### WHAT YOU HAVE TO DO:
A faithful copy of every entry is the goal; keep the images out of it.

________________________

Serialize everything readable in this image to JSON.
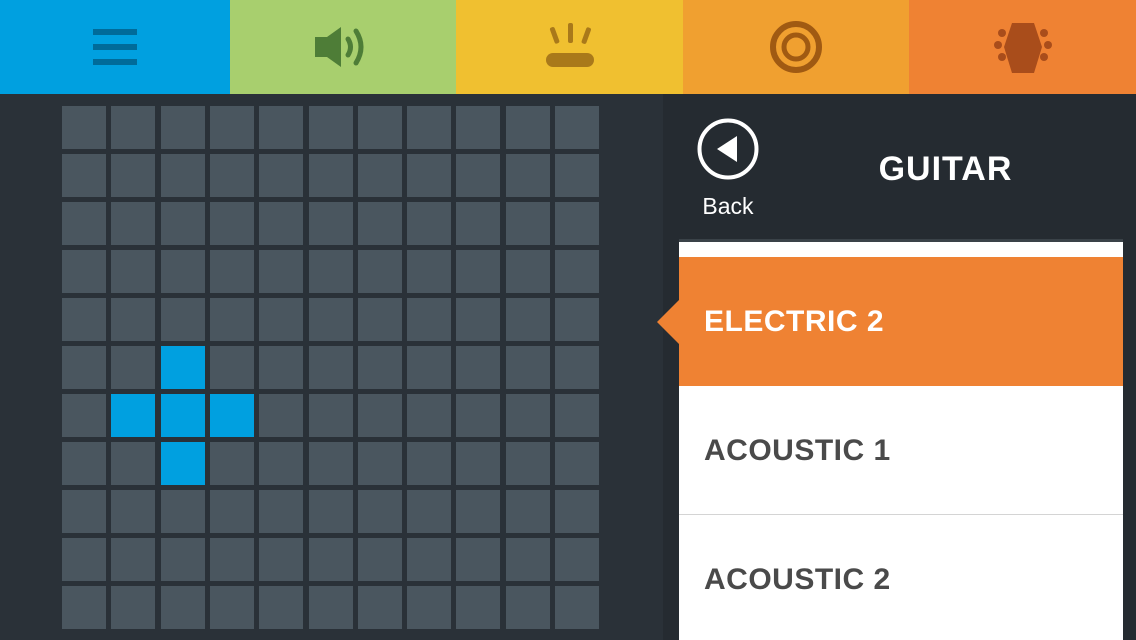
{
  "tabs": [
    {
      "id": "menu",
      "icon": "menu-icon",
      "color": "#00a0e0",
      "icon_color": "#006b9a"
    },
    {
      "id": "sound",
      "icon": "speaker-icon",
      "color": "#a8cf6e",
      "icon_color": "#4e7d37"
    },
    {
      "id": "drums",
      "icon": "drum-icon",
      "color": "#f0c030",
      "icon_color": "#a9791a"
    },
    {
      "id": "target",
      "icon": "target-icon",
      "color": "#f0a030",
      "icon_color": "#a05a12"
    },
    {
      "id": "guitar",
      "icon": "guitar-headstock-icon",
      "color": "#ef8233",
      "icon_color": "#a94d1b",
      "active": true
    }
  ],
  "grid": {
    "rows": 11,
    "cols": 11,
    "cell_color": "#4a565f",
    "active_color": "#00a0e0",
    "active_cells": [
      [
        5,
        2
      ],
      [
        6,
        1
      ],
      [
        6,
        2
      ],
      [
        6,
        3
      ],
      [
        7,
        2
      ]
    ]
  },
  "side": {
    "back_label": "Back",
    "title": "GUITAR"
  },
  "instruments": [
    {
      "label": "ELECTRIC 2",
      "selected": true
    },
    {
      "label": "ACOUSTIC 1",
      "selected": false
    },
    {
      "label": "ACOUSTIC 2",
      "selected": false
    }
  ]
}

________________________

### YOUR SOLUTION:
Serialize everything readable in this image to JSON.
{
  "tabs": [
    {
      "id": "menu",
      "icon": "menu-icon",
      "color": "#00a0e0",
      "icon_color": "#006b9a"
    },
    {
      "id": "sound",
      "icon": "speaker-icon",
      "color": "#a8cf6e",
      "icon_color": "#4e7d37"
    },
    {
      "id": "drums",
      "icon": "drum-icon",
      "color": "#f0c030",
      "icon_color": "#a9791a"
    },
    {
      "id": "target",
      "icon": "target-icon",
      "color": "#f0a030",
      "icon_color": "#a05a12"
    },
    {
      "id": "guitar",
      "icon": "guitar-headstock-icon",
      "color": "#ef8233",
      "icon_color": "#a94d1b",
      "active": true
    }
  ],
  "grid": {
    "rows": 11,
    "cols": 11,
    "cell_color": "#4a565f",
    "active_color": "#00a0e0",
    "active_cells": [
      [
        5,
        2
      ],
      [
        6,
        1
      ],
      [
        6,
        2
      ],
      [
        6,
        3
      ],
      [
        7,
        2
      ]
    ]
  },
  "side": {
    "back_label": "Back",
    "title": "GUITAR"
  },
  "instruments": [
    {
      "label": "ELECTRIC 2",
      "selected": true
    },
    {
      "label": "ACOUSTIC 1",
      "selected": false
    },
    {
      "label": "ACOUSTIC 2",
      "selected": false
    }
  ]
}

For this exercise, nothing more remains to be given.